Over the last 100 years ringers have individually marked over 34 million birds, only around 1% of these are subsequently recovered.
Every single ring reported adds to our knowledge of the life history of the birds and helps us understand what issues are effecting them.
As top predators, raptors are often the first species to be affected by a range of environmental pressures, such as habitat availability and quality, prey populations, pollutants and human disturbance. Raptors can provide a cost-effective and sensitive means of detecting environmental change, as was so successfully demonstrated through pioneering research on the response of birds of prey to organochlorines in the environment.
What would you do if you found a bird with a ring?
Write down the ring number and words and, if the bird is dead, please enclose the ring taped to your letter. The ring will be returned to you if you wish to keep it.
Give the location where the bird was found including the name of the nearest town or village and a grid reference if possible.
Give the date the ringed bird was found.
Say if the bird was alive or dead. If dead, please give the cause of death if known, e.g. was it hit by a car, brought by a cat, or found oiled on a beach? Also note if the bird was freshly dead or decomposed etc. If the bird is alive please say what happened to it.
Write down the type of bird or species, if you know. You might also send a photograph of the bird.

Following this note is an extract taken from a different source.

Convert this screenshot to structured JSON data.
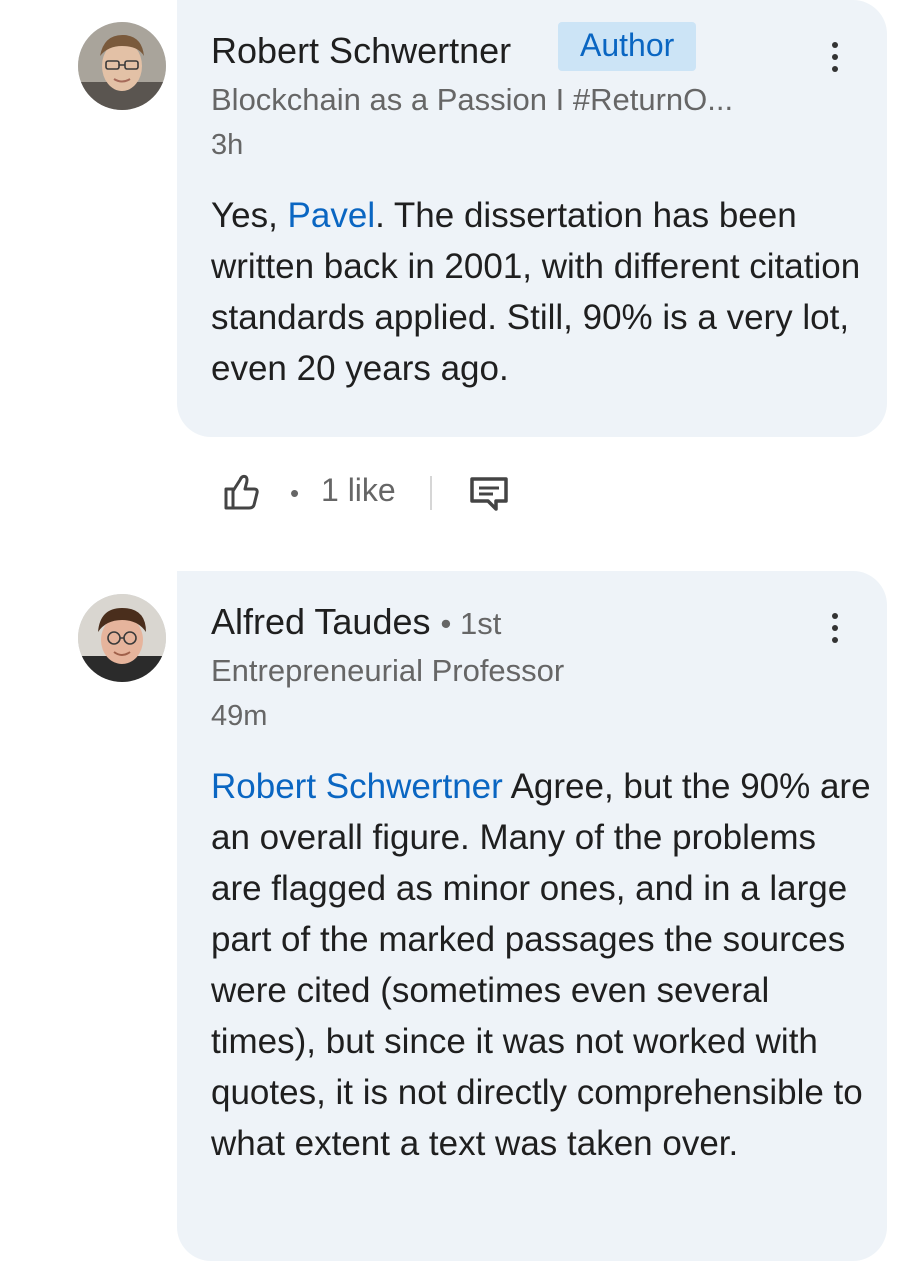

Remember to give your name and address so that you can be sent the information about when and where the bird had been ringed. Details will normally be sent within a month, but there may be delays at busy times of the year.
If you find a dead Bird of prey or Owl, (if it’s ringed please report it), it would be a big help if you could contact the Predatory Bird Monitoring Scheme. They will supply a postage paid box and after analysis, send you a copy of their findings. Instructions on how to send a dead bird can be found through this link.

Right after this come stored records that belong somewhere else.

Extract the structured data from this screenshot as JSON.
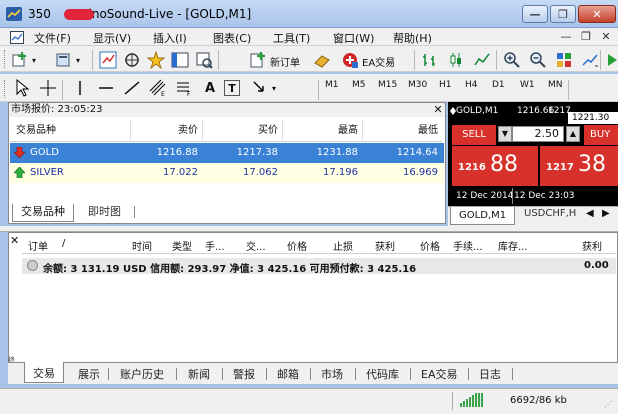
{
  "window": {
    "title_prefix": "350",
    "title": "SinoSound-Live - [GOLD,M1]",
    "min_glyph": "—",
    "max_glyph": "❐",
    "close_glyph": "✕"
  },
  "menu": {
    "items": [
      "文件(F)",
      "显示(V)",
      "插入(I)",
      "图表(C)",
      "工具(T)",
      "窗口(W)",
      "帮助(H)"
    ],
    "mdi_min": "—",
    "mdi_restore": "❐",
    "mdi_close": "✕"
  },
  "toolbar": {
    "new_order_label": "新订单",
    "ea_label": "EA交易",
    "timeframes": [
      "M1",
      "M5",
      "M15",
      "M30",
      "H1",
      "H4",
      "D1",
      "W1",
      "MN"
    ],
    "text_tool_a": "A",
    "text_tool_t": "T"
  },
  "market_watch": {
    "title": "市场报价: 23:05:23",
    "close_glyph": "✕",
    "headers": {
      "symbol": "交易品种",
      "bid": "卖价",
      "ask": "买价",
      "high": "最高",
      "low": "最低"
    },
    "rows": [
      {
        "symbol": "GOLD",
        "bid": "1216.88",
        "ask": "1217.38",
        "high": "1231.88",
        "low": "1214.64",
        "dir": "down"
      },
      {
        "symbol": "SILVER",
        "bid": "17.022",
        "ask": "17.062",
        "high": "17.196",
        "low": "16.969",
        "dir": "up"
      }
    ],
    "tabs": [
      "交易品种",
      "即时图"
    ]
  },
  "one_click": {
    "symbol": "GOLD,M1",
    "bid_price": "1216.66",
    "ask_price": "1217",
    "ask_box": "1221.30",
    "sell_label": "SELL",
    "buy_label": "BUY",
    "lot": "2.50",
    "bid_small": "1216",
    "bid_big": "88",
    "ask_small": "1217",
    "ask_big": "38",
    "date_left": "12 Dec 2014",
    "date_right": "12 Dec 23:03"
  },
  "chart_tabs": {
    "tabs": [
      "GOLD,M1",
      "USDCHF,H"
    ]
  },
  "terminal": {
    "close_glyph": "✕",
    "headers": [
      "订单",
      "/",
      "时间",
      "类型",
      "手...",
      "交...",
      "价格",
      "止损",
      "获利",
      "价格",
      "手续...",
      "库存...",
      "获利"
    ],
    "balance_text": "余额: 3 131.19 USD  信用额: 293.97  净值: 3 425.16  可用预付款: 3 425.16",
    "balance_profit": "0.00",
    "side_label": "终端",
    "tabs": [
      "交易",
      "展示",
      "账户历史",
      "新闻",
      "警报",
      "邮箱",
      "市场",
      "代码库",
      "EA交易",
      "日志"
    ]
  },
  "status": {
    "traffic": "6692/86 kb"
  },
  "colors": {
    "sell_red": "#d8302a",
    "selected_row": "#3a82d6",
    "silver_row": "#ffffe3"
  }
}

However, if you believe that the bird has been illegally killed, then the police should be contacted in the first instance and asked if the matter can be referred to a Wildlife Crime Officer (WCO).
** Some of the poisons used to illegally kill raptors are extremely toxic to people, so suspected poisoned baits or victims should not be touched. Instead carcasses should be covered if possible (without destroying evidence) until the police or other authorised persons can retrieve them for analysis. The police should be informed of the location of the suspected poison as soon as possible
Please contact Peak District Raptor Monitoring Group if you need any information or help collecting, sending or reporting dead Birds of Prey or Owls